Abortion saves lives, and this film reminds us of the dire situation that led these women to doing what they did. While what they did is amazing, we hope we never have to do it again, because too many lives are at stake.
The specific story told in Ask For Jane is inspiring because it shows a particular group of women in a particular place who were able to overcome the law’s attempt to strip them of their freedoms, but the film as a whole shows us a dark world where this freedom wasn’t available to most women — a world we ourselves are heading towards today. Hirsch told me, “This couldn’t be any timelier. We had a screening in New York this past May and when we were finished, everyone’s phones lit up because what had happened in Alabama, where it would be made a criminal offense if a woman was seeking an abortion or had an abortion.”
The film is made by women, which is apparent by its authenticity and clear understanding of the nuances of feminism and autonomy. Hirsch told us, “Of course this movie would be made by women. If it was up to men, this movie would never have been made. And of course the cast is made of women because it’s a true story of women. There were women behind and in front of the camera.”
The film is written and directed by Rachel Carey, and the original concept came from the film’s lead actress Cait Cortelyou. And while the premise’s main focus is abortion, it also gives us a close look at how other issues of feminism played a major role in how women were denied agency over their own bodies during this time.
For example, the main character, Rose (played by Cortelyou), attempts to obtain birth control from her doctor so she can practice safe sex with her fiancé. However, her doctor refuses to give it to her before she gets married, and when she tries to protest, he says he would need to speak to her male fiancé about it. Another character, Joyce (played by Sophie von Haselberg) sits idly by in her hospital bed while a group of male doctors discuss with her husband whether or not they should do a procedure on her that would save her life but endanger the baby growing inside of her. Another main character, Janice (played by Cody Horn) sums the significance of all of this up by saying, “Women will never truly be liberated unless they can control whether or not they are pregnant.”

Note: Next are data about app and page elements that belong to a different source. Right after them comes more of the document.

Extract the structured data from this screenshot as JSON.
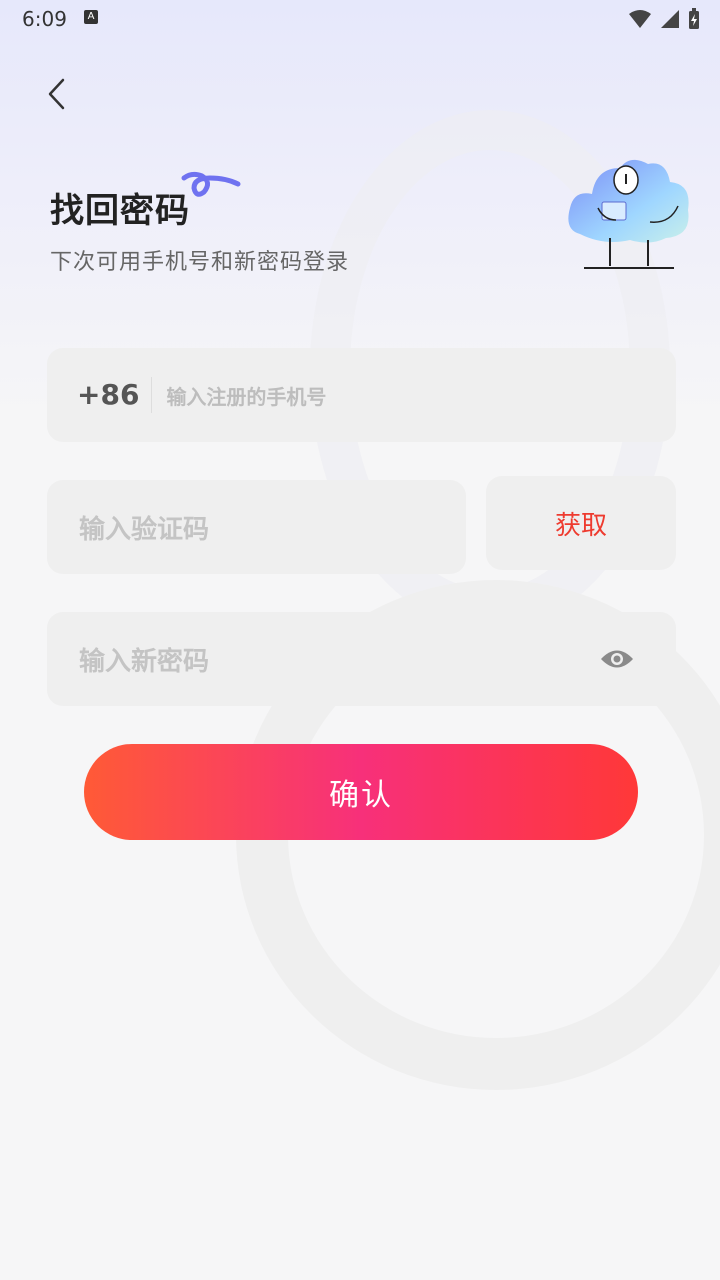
{
  "status": {
    "time": "6:09",
    "badge": "A"
  },
  "header": {
    "title": "找回密码",
    "subtitle": "下次可用手机号和新密码登录"
  },
  "form": {
    "country_code": "+86",
    "phone_placeholder": "输入注册的手机号",
    "code_placeholder": "输入验证码",
    "get_code_label": "获取",
    "password_placeholder": "输入新密码"
  },
  "confirm_label": "确认",
  "colors": {
    "accent": "#ee3b2f",
    "button_start": "#ff5a36",
    "button_mid": "#f7307a",
    "button_end": "#ff3838"
  },
  "icons": [
    "back-arrow-icon",
    "eye-icon",
    "wifi-icon",
    "signal-icon",
    "battery-icon"
  ]
}
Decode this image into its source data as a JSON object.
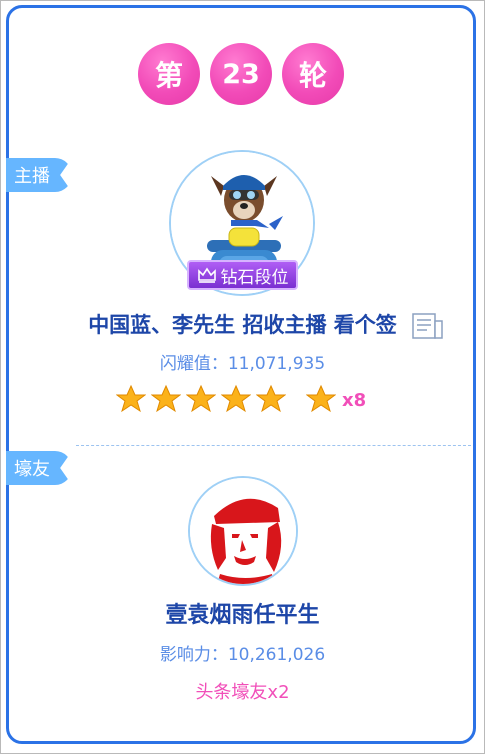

You can stream Ask For Jane on a variety of platforms including Amazon Prime, Apple TV, iTunes, DirecTV and
You know what to do.